Men taking a hair loss drug may be at increased risk for suicidal thoughts, a new study has found. Photo by kalhh
Nov. 11 (UPI) -- Men aged 45 years and younger who take the drug finasteride to combat hair loss were more than three times as likely as those not on the drug to have thoughts of suicide, make plans to commit suicide or attempt suicide, according to an analysis published Wednesday by JAMA Dermatology.
Risk for suicidality -- or thoughts of, plans for and suicide attempts -- was 63% higher among those using other drugs for hair loss, the data showed.
Researchers said the increased risk was not, however, seen in men 45 and older who use the drug to treat an enlarged prostate.
Finasteride is sold under the brand names Proscar and Propecia, among others.
"We found a signal for suicidality and psychological adverse events among people taking finasteride, namely suicidal ideation among younger men taking the medication for hair loss," study co-author Dr. Quoc-Dien Trinh, a urologic surgeon at Brigham and Women's Hospital, told UPI.
The U.S. Food and Drug Administration first approved finasteride in 1992.
Since then, the drug, which works by decreasing production of dihydro-testosterone, or DHT, has been used to treat men for hair loss and an enlarged prostate, or benign prostatic hyperplasia, known as BPH.

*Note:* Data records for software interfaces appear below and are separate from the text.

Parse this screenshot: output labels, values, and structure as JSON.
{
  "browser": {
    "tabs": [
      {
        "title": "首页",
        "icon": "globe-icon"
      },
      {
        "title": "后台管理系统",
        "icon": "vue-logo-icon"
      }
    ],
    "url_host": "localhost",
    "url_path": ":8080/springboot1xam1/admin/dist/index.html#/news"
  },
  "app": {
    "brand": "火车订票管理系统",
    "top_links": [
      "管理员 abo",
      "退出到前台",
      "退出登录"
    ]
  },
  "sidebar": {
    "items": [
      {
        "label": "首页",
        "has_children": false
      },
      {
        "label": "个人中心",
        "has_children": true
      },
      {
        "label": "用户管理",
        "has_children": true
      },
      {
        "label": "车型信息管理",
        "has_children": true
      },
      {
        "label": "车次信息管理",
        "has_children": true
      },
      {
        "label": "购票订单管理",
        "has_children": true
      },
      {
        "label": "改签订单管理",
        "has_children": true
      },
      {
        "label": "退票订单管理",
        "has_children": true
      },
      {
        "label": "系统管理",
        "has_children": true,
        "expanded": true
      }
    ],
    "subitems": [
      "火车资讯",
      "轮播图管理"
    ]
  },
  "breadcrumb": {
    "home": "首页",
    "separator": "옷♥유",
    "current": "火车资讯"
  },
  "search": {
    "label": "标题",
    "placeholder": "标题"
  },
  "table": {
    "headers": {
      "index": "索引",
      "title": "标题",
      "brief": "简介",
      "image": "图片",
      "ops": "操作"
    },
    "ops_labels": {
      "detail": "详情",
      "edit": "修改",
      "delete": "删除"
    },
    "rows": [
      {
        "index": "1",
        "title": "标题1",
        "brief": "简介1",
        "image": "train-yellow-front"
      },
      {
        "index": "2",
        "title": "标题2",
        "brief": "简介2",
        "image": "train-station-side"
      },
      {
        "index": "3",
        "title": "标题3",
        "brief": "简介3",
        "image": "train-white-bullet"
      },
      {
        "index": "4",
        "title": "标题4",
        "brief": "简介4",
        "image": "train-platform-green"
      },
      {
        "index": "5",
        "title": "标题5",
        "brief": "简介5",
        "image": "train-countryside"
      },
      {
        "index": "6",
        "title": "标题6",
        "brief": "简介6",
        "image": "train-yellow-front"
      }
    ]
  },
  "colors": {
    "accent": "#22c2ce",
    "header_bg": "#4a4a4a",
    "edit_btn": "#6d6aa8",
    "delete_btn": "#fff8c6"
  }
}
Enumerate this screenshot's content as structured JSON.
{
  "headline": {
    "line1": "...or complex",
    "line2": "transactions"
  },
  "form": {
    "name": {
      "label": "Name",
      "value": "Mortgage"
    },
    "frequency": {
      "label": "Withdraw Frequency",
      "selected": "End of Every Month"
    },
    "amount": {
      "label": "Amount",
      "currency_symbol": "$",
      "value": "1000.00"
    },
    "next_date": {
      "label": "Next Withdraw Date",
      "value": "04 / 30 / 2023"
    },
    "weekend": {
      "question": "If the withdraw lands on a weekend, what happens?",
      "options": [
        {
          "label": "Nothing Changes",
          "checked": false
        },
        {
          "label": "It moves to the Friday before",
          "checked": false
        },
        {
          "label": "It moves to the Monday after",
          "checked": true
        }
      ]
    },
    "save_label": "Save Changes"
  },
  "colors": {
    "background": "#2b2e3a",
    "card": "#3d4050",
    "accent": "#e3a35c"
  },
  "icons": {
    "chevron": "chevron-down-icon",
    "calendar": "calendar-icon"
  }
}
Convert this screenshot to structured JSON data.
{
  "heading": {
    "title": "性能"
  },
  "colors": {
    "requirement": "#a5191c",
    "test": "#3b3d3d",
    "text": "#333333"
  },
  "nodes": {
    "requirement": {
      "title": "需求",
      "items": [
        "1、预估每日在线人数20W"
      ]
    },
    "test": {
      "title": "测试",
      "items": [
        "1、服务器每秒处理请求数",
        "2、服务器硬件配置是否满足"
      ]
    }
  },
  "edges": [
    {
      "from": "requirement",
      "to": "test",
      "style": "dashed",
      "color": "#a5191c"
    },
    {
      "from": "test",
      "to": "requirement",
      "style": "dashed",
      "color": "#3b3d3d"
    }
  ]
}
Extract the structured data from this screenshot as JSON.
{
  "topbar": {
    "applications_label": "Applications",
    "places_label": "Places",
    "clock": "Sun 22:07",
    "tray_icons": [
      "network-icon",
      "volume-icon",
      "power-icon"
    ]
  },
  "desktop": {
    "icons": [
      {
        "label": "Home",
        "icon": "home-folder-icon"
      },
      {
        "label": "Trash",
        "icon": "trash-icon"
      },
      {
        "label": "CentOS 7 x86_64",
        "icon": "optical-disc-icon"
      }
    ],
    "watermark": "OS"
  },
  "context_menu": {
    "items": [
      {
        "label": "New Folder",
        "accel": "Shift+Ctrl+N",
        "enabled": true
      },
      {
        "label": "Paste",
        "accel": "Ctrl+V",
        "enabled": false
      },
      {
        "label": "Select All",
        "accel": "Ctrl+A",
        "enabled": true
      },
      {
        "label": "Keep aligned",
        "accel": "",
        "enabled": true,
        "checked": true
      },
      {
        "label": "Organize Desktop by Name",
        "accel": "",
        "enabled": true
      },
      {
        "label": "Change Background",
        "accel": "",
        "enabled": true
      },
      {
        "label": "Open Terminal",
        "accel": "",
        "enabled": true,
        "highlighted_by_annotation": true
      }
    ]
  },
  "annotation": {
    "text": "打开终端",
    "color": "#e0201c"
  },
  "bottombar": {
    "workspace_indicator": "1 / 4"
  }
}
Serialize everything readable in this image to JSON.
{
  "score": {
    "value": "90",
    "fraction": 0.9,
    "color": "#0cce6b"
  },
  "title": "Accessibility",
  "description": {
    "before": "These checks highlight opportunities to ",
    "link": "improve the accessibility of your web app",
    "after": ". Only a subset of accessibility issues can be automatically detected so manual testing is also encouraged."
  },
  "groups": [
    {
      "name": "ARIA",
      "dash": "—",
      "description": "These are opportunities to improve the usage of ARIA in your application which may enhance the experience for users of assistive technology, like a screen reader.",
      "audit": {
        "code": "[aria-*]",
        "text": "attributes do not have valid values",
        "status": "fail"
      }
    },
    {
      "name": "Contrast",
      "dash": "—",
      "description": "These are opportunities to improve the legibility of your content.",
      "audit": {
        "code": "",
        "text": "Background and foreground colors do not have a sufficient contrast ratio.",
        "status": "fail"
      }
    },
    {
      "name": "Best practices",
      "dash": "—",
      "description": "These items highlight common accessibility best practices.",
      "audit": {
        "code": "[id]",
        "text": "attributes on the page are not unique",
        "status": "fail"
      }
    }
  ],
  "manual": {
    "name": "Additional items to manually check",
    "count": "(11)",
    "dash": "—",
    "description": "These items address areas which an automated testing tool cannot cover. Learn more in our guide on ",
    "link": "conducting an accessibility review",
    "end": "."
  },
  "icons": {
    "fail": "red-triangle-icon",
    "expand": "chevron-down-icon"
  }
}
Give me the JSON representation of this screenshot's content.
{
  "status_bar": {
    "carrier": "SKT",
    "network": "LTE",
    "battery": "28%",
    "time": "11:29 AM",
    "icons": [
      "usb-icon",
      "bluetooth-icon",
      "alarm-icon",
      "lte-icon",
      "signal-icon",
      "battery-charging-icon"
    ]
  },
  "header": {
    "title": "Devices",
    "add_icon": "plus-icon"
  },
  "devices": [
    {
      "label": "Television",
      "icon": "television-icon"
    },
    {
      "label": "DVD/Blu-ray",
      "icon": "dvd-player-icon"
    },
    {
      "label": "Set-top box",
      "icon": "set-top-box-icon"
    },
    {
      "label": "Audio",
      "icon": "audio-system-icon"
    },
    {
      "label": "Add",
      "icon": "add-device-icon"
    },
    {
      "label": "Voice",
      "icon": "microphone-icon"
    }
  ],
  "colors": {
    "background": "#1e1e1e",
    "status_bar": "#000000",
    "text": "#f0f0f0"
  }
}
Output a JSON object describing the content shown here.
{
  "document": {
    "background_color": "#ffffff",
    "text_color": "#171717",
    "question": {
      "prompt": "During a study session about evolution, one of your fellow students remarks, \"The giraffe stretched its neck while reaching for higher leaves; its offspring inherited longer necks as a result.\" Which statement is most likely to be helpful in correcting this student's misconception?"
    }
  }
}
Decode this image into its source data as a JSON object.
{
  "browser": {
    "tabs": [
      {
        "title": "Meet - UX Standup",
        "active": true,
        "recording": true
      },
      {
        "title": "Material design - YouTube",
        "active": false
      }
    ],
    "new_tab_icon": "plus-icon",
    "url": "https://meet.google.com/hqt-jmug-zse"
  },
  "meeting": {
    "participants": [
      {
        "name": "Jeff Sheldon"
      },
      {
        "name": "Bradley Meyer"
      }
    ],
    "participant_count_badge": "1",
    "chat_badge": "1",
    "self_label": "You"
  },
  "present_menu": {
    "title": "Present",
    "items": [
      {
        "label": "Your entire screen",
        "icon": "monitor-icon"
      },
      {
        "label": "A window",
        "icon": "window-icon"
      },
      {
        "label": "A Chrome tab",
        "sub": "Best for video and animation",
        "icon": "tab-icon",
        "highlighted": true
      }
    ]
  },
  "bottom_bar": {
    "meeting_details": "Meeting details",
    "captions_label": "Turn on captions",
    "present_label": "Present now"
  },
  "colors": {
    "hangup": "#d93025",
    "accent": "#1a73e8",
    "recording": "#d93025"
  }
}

However, in the early 2000s, reports emerged of psychological side effects among those treated with finasteride, suggesting that the drug may be linked to depression, self-harm and suicide, according to Trinh and his colleagues.
The reports led to the term post-finasteride syndrome and the creation of the Post-Finasteride Syndrome Foundation, the researchers said.
Health authorities in Canada, South Korea, New Zealand and Britain have issued warnings for finasteride in recent years, though in the United States the FDA has yet to do so, despite adding depression to the list of adverse events on the drug's label in 2011.
Other side effects listed include erectile dysfunction, libido disorders, ejaculation disorders and orgasm disorders.
For their analysis, Trinh and his colleagues reviewed data on 356 reports of suicidality and 2,926 reports of psychological side effects among finasteride users reported to VigiBase, the World Health Organization's global database of drug safety reports.
Risk for thoughts of suicide or suicide attempts was 63% higher among those taking the drug, and users were more than four times as likely to experience psychological side effects, including depression, the data showed.
Those using the drug to treat hair loss were twice as likely to report suicidality, but older men taking it to treat an enlarged prostate did not experience these issues, the researchers said.
Younger men were 3.5 times as likely to have thoughts of suicide after taking the drug, the data showed.
Still, Trinh cautioned the public against "over-interpreting the findings" of the analysis, given that they based on the experiences of a fraction of those who have used the drug.
However, "I think they should be made aware of this potential side-effect and to speak to their prescribing doctor if they have concerns," he said.